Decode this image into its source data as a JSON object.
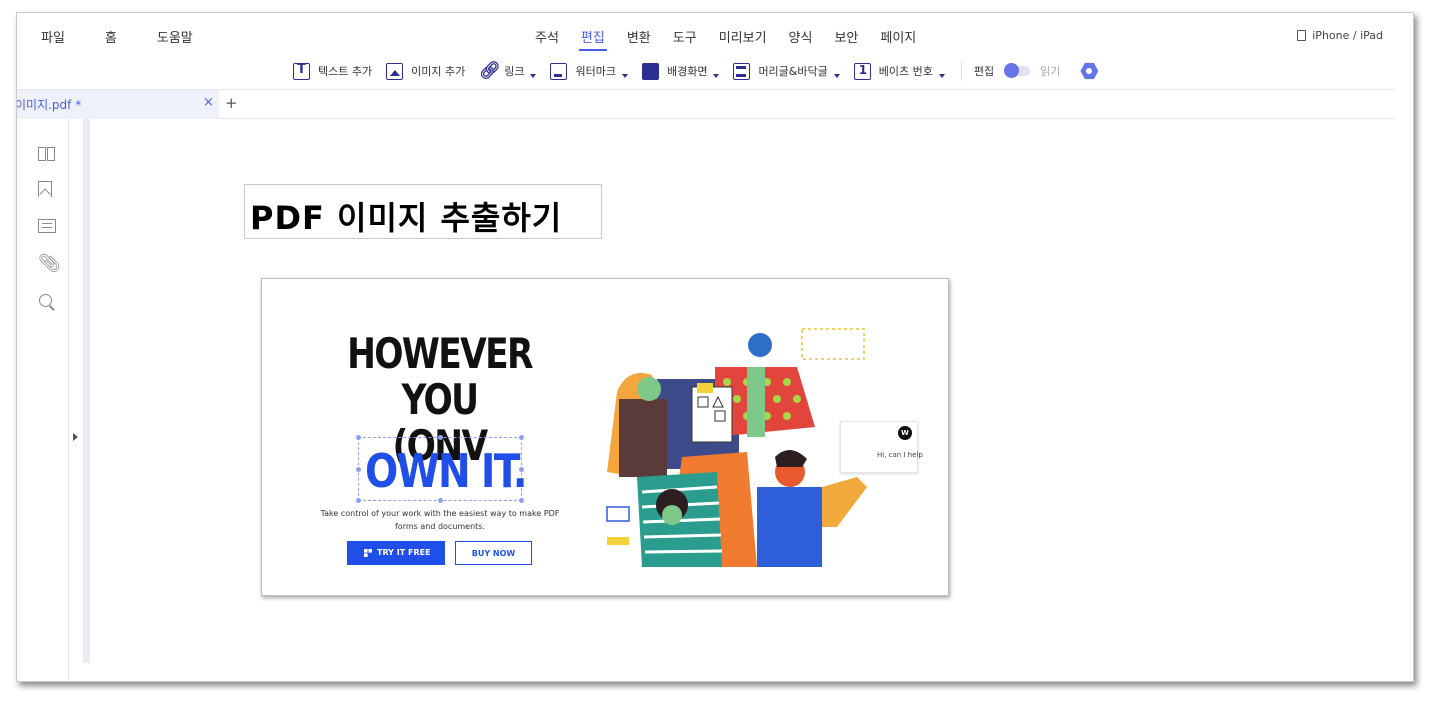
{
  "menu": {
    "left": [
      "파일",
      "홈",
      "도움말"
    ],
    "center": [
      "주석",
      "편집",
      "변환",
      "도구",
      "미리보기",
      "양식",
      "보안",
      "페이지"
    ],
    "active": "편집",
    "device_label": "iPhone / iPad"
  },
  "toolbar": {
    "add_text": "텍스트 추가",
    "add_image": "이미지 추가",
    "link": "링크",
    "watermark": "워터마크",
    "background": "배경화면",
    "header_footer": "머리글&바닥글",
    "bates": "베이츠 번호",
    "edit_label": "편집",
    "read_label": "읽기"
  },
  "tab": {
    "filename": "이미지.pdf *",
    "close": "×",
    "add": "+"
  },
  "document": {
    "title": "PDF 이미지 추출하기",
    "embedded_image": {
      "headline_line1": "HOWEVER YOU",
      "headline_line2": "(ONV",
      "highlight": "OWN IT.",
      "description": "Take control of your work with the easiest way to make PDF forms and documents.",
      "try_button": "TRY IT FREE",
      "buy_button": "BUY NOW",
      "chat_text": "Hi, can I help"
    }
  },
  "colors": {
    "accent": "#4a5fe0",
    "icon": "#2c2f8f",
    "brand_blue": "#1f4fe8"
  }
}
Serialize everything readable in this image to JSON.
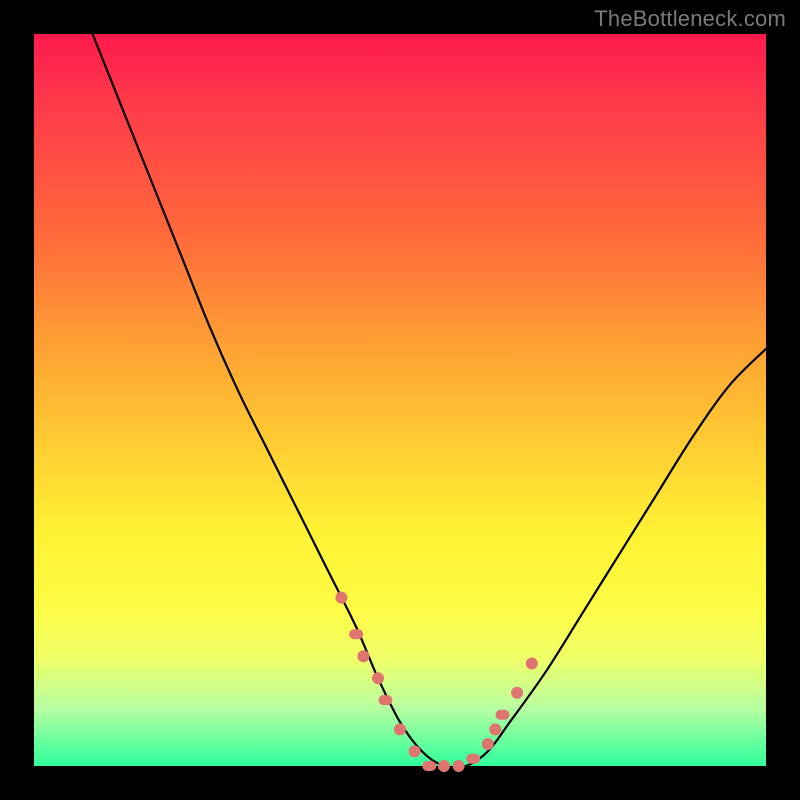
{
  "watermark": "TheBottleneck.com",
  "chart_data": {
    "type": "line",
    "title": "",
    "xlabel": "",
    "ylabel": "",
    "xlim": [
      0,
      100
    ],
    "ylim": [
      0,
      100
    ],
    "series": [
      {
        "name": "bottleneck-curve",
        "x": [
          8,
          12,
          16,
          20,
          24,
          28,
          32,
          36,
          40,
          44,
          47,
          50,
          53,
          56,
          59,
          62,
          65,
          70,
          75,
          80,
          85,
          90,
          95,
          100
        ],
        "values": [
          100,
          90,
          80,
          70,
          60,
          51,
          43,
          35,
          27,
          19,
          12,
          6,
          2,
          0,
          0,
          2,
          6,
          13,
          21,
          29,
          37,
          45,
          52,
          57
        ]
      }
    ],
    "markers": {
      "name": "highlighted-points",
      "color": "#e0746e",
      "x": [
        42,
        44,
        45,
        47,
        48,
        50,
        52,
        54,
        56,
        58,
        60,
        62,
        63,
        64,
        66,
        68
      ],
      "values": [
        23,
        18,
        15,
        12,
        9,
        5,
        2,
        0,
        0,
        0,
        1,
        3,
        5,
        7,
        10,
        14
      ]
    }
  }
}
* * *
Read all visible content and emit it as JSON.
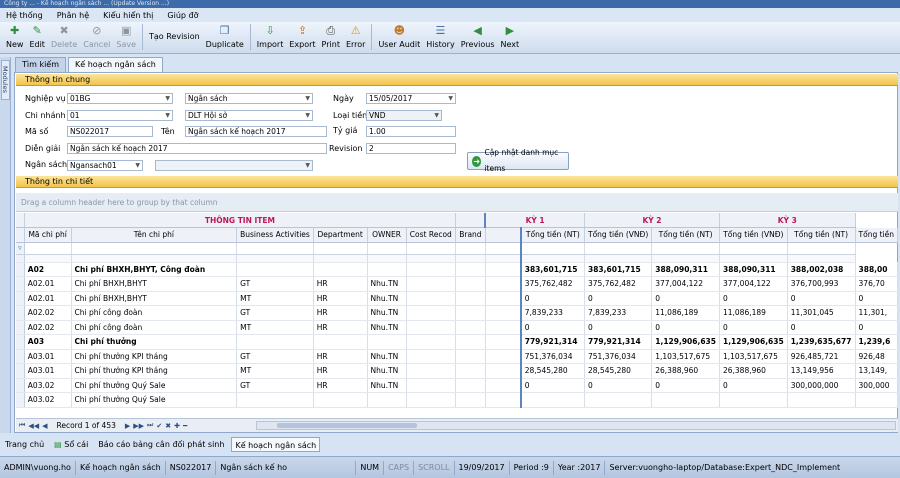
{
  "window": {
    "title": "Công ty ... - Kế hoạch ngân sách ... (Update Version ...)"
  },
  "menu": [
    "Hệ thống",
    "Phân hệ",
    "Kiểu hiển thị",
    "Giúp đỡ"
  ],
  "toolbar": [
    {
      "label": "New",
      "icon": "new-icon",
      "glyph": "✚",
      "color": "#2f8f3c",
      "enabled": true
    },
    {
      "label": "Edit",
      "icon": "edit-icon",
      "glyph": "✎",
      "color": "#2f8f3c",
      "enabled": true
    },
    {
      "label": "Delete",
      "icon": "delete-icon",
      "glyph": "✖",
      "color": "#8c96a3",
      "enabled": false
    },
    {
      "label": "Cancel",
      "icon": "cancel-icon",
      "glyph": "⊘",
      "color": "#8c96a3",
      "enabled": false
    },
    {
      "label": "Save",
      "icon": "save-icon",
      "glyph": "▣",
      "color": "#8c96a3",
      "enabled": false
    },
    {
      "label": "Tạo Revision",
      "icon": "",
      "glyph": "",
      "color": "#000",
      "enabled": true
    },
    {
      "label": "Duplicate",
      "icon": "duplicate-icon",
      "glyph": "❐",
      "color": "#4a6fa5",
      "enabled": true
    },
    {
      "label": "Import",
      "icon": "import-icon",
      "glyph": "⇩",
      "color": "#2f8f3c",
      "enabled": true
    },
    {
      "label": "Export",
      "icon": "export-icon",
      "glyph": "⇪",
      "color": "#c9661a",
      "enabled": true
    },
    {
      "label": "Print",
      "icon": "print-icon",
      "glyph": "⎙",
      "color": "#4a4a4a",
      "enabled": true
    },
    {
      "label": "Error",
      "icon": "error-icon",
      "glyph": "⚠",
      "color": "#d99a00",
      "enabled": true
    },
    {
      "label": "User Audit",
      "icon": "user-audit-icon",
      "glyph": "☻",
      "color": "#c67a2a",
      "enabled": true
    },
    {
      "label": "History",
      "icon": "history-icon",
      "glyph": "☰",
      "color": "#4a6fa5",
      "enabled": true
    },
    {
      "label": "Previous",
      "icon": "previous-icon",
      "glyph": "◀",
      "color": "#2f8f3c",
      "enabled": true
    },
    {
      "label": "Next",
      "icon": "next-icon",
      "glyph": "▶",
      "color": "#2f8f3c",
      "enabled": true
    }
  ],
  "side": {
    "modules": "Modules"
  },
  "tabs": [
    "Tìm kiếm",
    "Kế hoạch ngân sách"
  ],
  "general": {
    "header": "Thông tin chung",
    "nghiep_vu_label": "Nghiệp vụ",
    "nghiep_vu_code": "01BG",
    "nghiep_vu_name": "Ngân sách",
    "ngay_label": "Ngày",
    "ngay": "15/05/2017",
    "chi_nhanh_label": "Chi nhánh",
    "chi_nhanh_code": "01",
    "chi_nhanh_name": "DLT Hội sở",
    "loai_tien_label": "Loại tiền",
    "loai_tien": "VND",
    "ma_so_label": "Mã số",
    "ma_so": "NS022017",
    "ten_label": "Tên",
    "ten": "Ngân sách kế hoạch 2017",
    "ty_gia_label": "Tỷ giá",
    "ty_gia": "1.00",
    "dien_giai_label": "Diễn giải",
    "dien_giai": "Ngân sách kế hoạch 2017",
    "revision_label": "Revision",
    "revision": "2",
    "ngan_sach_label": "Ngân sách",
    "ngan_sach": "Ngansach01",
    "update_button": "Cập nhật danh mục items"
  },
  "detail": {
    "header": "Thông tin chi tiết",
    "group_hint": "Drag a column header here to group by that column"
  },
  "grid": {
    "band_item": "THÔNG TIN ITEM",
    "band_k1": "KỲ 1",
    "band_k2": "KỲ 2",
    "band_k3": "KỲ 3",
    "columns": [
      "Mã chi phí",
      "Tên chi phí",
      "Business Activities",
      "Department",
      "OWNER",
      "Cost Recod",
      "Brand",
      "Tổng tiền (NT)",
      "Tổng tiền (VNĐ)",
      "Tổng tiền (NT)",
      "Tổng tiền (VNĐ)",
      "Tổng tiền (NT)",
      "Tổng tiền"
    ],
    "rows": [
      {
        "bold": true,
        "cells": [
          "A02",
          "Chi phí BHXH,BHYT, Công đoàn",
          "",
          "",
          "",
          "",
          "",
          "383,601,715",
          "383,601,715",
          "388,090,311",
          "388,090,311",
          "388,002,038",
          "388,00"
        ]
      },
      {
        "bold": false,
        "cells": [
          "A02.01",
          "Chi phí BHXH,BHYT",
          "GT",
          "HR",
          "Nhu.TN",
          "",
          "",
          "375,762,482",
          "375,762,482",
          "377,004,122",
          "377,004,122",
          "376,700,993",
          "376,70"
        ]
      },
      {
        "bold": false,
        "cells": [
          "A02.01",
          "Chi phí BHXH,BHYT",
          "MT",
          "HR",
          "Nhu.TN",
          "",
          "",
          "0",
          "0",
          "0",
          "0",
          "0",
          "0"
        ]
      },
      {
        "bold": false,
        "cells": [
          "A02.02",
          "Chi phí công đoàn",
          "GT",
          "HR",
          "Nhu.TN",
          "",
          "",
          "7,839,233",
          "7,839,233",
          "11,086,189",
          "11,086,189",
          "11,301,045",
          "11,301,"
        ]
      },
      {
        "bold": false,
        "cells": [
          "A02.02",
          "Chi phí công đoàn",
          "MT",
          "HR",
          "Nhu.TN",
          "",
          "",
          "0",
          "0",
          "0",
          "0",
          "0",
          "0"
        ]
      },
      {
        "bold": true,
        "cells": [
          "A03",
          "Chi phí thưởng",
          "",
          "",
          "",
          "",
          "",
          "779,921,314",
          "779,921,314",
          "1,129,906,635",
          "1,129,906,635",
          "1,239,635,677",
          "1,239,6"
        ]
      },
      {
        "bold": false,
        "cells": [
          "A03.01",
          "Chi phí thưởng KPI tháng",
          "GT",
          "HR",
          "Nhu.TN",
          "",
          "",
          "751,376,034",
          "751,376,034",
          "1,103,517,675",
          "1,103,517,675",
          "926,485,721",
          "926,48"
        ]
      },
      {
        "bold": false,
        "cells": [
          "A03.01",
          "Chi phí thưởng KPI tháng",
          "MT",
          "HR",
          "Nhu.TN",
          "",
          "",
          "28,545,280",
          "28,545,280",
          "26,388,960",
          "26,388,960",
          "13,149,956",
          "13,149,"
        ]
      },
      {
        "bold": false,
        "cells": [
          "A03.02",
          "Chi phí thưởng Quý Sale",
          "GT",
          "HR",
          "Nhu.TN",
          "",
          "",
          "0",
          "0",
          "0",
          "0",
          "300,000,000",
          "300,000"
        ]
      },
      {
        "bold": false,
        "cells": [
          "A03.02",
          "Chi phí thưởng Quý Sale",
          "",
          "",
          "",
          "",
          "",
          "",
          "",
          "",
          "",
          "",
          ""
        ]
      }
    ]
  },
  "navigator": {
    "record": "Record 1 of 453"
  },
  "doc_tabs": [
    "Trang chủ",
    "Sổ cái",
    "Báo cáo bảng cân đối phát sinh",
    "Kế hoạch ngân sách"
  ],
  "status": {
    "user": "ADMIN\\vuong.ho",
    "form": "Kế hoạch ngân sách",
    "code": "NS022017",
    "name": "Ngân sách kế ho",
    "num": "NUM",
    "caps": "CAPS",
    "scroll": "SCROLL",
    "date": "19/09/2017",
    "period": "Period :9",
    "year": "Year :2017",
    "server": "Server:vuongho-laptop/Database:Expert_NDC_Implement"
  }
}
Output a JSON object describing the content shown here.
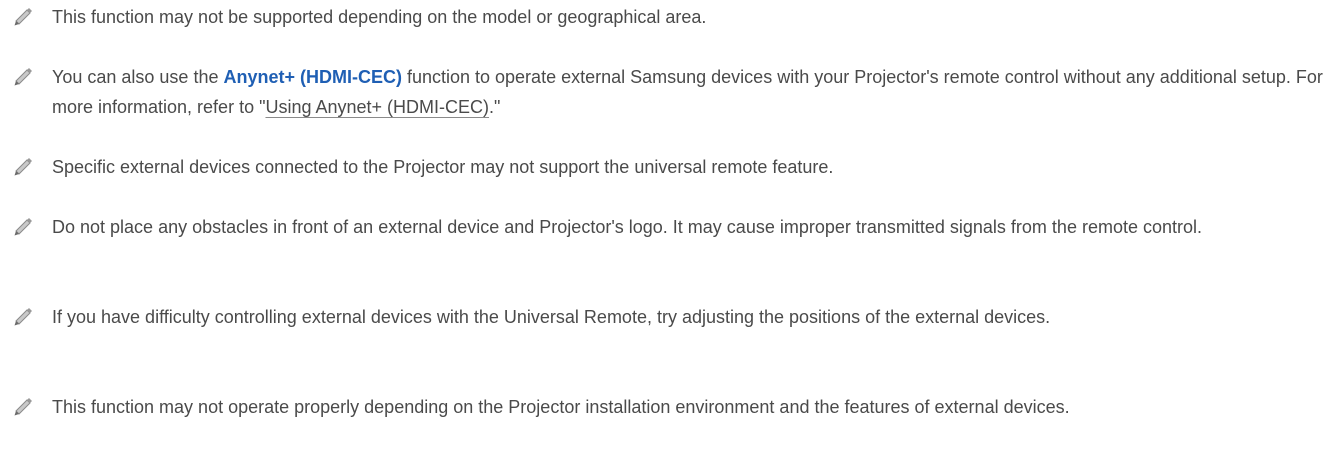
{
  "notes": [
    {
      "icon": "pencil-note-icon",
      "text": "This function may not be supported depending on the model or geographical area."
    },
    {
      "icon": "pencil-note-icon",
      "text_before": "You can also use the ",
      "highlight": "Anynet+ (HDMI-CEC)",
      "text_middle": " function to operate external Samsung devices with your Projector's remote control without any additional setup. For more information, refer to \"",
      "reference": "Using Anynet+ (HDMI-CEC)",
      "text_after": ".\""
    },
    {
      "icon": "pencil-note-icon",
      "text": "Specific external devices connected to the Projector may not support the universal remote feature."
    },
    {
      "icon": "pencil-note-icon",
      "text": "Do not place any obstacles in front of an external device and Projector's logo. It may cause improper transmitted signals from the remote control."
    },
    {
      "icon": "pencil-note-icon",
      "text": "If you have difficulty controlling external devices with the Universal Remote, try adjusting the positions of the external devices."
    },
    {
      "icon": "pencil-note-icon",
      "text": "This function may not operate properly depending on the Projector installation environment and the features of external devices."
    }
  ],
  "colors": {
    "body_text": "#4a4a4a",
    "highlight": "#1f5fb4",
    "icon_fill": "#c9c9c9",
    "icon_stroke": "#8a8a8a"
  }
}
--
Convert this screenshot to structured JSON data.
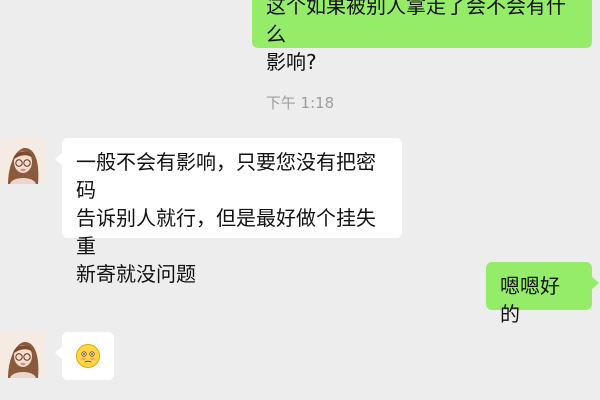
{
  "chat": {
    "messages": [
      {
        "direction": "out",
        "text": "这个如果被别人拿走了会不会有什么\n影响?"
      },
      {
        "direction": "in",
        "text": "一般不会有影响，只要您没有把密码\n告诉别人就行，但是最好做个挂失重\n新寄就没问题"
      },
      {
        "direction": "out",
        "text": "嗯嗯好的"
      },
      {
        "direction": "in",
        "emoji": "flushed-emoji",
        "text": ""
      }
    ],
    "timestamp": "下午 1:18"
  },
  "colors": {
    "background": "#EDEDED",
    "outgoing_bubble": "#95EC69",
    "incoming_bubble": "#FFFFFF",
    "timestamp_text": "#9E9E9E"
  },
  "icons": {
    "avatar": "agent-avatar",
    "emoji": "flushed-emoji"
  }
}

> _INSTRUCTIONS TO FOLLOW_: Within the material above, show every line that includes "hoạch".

> _ANSWER SPACE_:
    "title": "Công ty ... - Kế hoạch ngân sách ... (Update Version ...)"
    "Kế hoạch ngân sách"
    "ten": "Ngân sách kế hoạch 2017",
    "dien_giai": "Ngân sách kế hoạch 2017",
    "Kế hoạch ngân sách"
    "form": "Kế hoạch ngân sách",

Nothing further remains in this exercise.